I showed this video to my French language exchange partner a few days ago. He asked me with a wry smile, “It’s a good video. But you planned what you were going to say, right?” That gentle suspicion was the best compliment anyone has ever given me.
I had no idea what specific questions Emanuel would ask me. It looks like he wrote down a few to keep us on track. Before the recording, I told him that I’d like to talk about the subject of language learning and the tools that I use.
During the Challenge, we practiced having a 15 minute conversation at the beginning of every lesson. We talked about what we did that week, travel and language learning. So, I did practice talking about the topic of language learning from time to time.
If you look closely, you can see my lips pierce into a tiny little bow every time he asks a question. I was quite nervous. Remember, I’ve never had a three month language mission before now.
I plan on continuing my trek to fluency in Spanish. I signed up for another Fi3M Challenge. I will be focusing on improving my listening comprehension. I’d also like to get a handle on the present and simple past tenses.
Thanks for joining me along the way. Your kind words of support were greatly appreciated. And the real gold here? If this language learning drop-out can learn Spanish, you can do it, too. I hope you found my Spanish journey helpful. If you missed some of the earlier articles, here’s a recap.
- The tools I used to learn Spanish
- How I fit language learning into my daily routine
- What I look for in an online tutor
- How to study while traveling
Are you planning on embarking on a language mission?

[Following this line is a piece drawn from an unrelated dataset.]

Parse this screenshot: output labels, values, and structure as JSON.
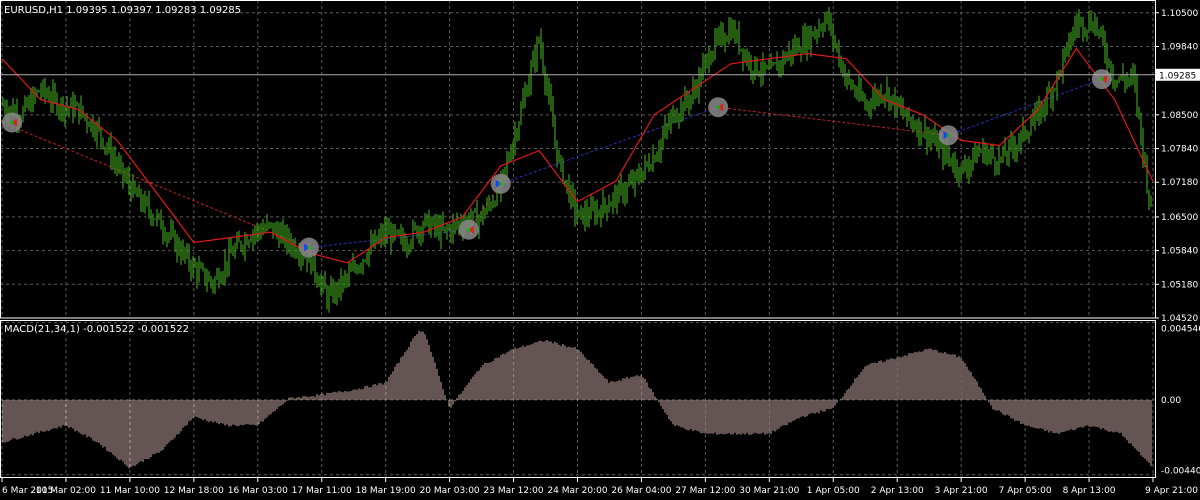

Have you already succeeded in one?
Wishing each and everyone one of you happy language learning!